Scan the lines below for the word "Months". Copy each line you find it in.

═════ SOURCE DATA

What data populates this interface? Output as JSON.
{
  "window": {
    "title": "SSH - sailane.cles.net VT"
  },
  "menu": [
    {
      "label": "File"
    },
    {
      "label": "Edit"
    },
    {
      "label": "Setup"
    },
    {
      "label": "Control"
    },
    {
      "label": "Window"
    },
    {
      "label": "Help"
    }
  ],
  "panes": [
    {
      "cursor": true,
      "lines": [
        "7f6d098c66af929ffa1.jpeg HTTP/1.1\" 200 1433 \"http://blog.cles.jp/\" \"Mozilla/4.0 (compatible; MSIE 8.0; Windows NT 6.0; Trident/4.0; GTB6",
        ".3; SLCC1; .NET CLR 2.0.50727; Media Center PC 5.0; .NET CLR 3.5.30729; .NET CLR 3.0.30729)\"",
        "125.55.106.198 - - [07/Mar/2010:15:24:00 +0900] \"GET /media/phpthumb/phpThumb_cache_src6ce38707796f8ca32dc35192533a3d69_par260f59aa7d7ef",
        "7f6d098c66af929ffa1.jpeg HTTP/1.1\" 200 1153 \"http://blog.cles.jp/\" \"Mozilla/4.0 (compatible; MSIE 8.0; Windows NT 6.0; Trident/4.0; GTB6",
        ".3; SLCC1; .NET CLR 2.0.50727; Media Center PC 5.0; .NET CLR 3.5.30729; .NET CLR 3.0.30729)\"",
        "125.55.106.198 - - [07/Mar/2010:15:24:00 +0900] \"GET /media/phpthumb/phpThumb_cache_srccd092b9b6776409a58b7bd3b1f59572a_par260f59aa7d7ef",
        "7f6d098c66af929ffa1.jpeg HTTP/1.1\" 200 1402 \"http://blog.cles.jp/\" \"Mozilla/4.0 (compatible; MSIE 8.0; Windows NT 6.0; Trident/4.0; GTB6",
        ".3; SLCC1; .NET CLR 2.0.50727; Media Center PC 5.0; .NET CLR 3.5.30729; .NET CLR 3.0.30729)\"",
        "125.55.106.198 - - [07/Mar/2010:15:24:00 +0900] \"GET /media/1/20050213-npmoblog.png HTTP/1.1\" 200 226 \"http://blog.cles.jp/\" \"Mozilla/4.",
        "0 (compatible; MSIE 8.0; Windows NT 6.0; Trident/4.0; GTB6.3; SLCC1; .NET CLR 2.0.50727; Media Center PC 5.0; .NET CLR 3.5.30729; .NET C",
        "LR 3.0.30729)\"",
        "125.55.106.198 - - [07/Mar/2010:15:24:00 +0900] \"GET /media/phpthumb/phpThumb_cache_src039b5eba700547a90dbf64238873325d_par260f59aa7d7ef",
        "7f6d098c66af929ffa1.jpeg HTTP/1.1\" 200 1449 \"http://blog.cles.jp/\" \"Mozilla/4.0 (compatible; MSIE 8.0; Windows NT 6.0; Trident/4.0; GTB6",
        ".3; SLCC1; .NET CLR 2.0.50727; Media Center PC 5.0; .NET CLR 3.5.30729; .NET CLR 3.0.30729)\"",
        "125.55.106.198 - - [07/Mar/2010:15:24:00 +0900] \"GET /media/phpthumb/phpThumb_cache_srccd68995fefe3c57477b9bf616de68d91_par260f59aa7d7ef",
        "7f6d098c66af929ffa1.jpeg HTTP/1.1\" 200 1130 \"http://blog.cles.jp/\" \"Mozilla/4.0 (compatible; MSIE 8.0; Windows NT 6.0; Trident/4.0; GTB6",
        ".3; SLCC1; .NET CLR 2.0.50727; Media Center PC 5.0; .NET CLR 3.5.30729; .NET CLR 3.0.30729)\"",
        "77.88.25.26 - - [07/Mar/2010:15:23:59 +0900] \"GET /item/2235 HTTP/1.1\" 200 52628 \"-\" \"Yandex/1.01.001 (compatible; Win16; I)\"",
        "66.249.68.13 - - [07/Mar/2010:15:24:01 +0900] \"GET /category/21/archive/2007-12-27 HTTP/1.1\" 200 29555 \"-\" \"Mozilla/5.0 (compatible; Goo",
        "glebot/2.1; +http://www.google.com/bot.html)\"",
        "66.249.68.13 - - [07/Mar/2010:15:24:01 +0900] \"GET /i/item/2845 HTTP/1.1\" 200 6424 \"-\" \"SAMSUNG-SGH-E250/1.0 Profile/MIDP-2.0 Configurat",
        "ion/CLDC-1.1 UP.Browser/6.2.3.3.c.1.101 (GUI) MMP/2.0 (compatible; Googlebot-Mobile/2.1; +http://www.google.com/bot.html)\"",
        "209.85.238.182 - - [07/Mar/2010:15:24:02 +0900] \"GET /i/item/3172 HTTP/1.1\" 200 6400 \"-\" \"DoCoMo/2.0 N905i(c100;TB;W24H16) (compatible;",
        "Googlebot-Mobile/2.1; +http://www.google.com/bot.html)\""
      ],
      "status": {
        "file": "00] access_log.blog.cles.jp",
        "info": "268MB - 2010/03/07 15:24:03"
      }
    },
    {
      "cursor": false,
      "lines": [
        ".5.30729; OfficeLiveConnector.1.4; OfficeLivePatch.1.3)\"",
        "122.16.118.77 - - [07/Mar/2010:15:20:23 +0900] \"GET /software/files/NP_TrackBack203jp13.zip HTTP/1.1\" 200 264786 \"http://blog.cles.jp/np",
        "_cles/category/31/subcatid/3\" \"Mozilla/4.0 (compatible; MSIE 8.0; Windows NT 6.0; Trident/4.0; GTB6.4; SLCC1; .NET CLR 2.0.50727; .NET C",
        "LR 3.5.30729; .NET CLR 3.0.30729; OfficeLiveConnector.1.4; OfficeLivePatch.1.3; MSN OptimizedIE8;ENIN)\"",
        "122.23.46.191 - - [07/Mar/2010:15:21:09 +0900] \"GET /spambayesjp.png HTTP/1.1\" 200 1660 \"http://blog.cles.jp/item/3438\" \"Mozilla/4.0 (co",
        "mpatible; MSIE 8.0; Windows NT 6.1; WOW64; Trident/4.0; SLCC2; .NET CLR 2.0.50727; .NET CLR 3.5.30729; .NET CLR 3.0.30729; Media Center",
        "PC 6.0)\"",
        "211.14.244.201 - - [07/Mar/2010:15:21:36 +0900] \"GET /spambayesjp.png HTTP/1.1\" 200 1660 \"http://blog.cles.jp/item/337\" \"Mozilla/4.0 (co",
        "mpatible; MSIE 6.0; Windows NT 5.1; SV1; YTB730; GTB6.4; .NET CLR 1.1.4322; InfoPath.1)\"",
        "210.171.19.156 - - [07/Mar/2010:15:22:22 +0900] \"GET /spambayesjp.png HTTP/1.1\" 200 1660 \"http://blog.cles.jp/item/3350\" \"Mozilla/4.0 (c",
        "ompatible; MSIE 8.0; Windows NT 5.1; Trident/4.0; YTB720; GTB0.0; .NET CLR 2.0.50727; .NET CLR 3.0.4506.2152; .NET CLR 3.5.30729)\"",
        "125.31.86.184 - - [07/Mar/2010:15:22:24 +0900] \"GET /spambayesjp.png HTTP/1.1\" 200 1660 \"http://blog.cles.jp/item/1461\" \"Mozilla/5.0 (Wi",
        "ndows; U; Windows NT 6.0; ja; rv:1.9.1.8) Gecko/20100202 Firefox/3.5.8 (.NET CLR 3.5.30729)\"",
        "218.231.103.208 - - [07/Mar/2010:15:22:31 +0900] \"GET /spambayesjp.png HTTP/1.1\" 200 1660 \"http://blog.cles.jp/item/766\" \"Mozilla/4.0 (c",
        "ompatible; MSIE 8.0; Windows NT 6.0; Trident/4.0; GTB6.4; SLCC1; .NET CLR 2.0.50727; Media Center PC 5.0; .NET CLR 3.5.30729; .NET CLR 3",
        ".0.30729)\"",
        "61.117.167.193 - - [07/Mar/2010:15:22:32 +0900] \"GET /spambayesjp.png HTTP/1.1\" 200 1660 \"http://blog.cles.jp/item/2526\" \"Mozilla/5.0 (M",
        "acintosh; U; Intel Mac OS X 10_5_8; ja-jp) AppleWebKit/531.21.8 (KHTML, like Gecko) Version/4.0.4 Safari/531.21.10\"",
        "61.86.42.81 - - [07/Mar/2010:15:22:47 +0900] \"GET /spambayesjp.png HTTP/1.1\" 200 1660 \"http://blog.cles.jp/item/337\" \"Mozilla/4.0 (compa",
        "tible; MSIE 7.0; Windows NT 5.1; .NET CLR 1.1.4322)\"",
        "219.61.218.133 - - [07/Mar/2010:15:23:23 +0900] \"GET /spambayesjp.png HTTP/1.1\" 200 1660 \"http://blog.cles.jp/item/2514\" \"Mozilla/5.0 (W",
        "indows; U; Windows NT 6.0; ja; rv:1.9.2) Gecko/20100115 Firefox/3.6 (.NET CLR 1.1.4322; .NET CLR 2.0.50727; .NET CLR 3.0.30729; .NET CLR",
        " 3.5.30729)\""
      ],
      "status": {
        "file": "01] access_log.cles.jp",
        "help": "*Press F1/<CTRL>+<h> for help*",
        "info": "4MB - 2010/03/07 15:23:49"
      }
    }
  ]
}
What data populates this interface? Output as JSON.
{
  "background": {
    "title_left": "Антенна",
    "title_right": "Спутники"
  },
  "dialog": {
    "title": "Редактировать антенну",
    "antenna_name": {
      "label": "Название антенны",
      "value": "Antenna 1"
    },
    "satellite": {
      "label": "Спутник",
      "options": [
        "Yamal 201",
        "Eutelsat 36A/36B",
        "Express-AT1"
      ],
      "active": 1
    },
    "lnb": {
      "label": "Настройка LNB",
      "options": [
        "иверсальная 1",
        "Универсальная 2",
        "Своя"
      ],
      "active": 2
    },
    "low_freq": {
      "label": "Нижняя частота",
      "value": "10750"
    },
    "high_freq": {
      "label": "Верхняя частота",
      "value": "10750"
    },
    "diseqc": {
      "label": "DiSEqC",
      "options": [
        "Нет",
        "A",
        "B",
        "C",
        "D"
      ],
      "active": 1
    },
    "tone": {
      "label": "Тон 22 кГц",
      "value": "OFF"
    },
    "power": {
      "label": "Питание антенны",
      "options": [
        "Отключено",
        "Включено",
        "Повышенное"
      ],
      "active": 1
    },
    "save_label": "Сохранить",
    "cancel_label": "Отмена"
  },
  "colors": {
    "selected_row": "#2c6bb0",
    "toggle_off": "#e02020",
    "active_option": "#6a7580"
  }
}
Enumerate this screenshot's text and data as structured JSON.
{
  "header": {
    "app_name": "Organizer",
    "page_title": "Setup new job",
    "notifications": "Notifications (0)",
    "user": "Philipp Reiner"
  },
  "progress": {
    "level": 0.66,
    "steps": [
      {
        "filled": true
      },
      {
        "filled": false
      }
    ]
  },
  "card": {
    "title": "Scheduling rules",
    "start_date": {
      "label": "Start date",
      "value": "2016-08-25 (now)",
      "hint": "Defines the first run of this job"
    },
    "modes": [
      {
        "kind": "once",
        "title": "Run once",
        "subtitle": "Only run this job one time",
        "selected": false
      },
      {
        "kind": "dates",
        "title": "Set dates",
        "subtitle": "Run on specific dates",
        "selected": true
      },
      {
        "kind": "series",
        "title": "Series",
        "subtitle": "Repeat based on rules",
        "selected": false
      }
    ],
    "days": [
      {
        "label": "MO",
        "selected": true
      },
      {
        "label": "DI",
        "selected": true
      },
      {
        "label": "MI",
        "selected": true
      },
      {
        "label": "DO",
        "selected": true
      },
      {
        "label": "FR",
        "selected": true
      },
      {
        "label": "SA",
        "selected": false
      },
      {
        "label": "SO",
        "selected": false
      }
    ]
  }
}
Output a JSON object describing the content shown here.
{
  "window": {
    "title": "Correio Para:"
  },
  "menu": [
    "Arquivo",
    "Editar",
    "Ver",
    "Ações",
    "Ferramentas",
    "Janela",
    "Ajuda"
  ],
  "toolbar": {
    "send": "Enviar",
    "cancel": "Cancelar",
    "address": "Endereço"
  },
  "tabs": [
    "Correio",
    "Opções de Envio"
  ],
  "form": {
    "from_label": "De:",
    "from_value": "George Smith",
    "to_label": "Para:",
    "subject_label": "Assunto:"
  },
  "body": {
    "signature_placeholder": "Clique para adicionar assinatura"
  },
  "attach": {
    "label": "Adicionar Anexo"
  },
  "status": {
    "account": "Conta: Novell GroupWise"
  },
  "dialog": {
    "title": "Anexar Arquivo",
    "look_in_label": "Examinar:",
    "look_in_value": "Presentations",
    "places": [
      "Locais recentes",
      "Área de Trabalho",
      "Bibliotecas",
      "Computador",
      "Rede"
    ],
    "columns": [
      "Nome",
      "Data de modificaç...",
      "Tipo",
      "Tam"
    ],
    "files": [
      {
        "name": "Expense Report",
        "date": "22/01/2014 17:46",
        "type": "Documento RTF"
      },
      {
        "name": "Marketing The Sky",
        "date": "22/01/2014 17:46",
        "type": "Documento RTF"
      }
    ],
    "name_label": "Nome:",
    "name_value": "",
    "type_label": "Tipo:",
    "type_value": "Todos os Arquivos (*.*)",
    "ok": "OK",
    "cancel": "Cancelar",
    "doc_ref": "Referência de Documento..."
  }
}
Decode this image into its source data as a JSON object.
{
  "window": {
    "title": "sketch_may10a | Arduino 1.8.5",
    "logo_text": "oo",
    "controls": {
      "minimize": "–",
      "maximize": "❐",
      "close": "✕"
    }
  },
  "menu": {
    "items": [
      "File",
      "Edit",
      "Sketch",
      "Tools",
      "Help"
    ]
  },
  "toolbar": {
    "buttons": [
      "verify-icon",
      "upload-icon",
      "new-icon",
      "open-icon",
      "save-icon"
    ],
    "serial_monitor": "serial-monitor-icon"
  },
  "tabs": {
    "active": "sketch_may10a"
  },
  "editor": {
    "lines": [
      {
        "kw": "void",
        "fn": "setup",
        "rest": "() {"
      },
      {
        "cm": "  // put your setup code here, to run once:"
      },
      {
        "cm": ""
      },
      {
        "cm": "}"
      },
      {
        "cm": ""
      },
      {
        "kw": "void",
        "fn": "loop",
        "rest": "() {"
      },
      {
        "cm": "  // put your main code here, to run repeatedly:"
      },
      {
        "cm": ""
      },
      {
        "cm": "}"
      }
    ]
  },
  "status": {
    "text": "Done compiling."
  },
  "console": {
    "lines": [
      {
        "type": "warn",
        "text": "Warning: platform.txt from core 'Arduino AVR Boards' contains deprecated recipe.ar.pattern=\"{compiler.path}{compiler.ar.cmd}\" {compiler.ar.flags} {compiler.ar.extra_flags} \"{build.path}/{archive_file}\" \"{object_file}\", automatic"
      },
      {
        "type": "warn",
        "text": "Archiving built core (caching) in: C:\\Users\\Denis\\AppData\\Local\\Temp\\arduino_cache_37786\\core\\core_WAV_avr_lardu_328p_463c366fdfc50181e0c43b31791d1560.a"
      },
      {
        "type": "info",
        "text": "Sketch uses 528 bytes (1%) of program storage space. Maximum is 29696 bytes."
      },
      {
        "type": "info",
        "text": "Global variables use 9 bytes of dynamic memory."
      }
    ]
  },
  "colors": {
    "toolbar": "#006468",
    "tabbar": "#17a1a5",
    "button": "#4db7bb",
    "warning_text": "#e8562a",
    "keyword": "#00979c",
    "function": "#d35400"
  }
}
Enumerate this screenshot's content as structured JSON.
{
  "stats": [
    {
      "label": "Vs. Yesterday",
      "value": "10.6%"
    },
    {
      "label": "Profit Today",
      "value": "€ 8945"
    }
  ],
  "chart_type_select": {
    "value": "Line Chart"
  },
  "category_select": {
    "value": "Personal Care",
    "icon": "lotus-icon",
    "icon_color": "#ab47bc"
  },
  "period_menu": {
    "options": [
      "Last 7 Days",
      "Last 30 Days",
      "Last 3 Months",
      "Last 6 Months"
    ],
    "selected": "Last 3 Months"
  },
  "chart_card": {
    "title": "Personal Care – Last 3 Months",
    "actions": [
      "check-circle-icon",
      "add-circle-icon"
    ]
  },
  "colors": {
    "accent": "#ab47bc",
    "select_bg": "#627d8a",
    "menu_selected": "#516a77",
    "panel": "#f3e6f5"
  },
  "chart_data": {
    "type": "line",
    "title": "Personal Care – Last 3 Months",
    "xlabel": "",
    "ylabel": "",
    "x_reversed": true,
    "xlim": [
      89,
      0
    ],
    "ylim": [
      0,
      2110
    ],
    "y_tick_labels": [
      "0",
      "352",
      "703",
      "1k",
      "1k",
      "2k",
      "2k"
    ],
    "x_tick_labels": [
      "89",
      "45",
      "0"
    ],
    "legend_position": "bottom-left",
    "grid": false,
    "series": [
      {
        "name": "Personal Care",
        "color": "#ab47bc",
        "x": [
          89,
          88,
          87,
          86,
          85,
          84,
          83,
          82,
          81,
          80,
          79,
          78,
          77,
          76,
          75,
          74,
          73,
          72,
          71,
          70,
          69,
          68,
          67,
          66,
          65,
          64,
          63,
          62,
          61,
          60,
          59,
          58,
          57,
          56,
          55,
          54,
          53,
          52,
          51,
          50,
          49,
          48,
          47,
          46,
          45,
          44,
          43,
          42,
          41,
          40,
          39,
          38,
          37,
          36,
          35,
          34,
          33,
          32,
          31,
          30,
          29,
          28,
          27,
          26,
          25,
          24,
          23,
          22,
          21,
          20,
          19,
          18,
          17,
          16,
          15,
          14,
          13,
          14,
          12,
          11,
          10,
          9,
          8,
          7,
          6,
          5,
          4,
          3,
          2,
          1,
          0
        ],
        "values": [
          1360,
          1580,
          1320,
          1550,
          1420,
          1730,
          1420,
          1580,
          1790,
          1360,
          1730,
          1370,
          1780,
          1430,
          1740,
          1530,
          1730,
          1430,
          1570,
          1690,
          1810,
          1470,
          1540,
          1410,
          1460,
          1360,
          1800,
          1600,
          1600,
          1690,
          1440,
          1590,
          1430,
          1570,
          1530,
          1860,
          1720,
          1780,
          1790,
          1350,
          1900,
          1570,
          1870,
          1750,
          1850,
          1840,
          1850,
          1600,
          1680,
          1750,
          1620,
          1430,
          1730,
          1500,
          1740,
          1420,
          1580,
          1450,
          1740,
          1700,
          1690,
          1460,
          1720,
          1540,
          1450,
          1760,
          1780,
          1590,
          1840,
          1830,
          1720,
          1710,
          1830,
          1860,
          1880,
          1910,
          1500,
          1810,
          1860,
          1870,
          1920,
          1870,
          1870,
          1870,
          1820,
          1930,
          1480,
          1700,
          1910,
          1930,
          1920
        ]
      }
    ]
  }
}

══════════

◆ WRITTEN SOLUTION
      "Last 3 Months",
      "Last 6 Months"
    "selected": "Last 3 Months"
    "title": "Personal Care – Last 3 Months",
    "title": "Personal Care – Last 3 Months",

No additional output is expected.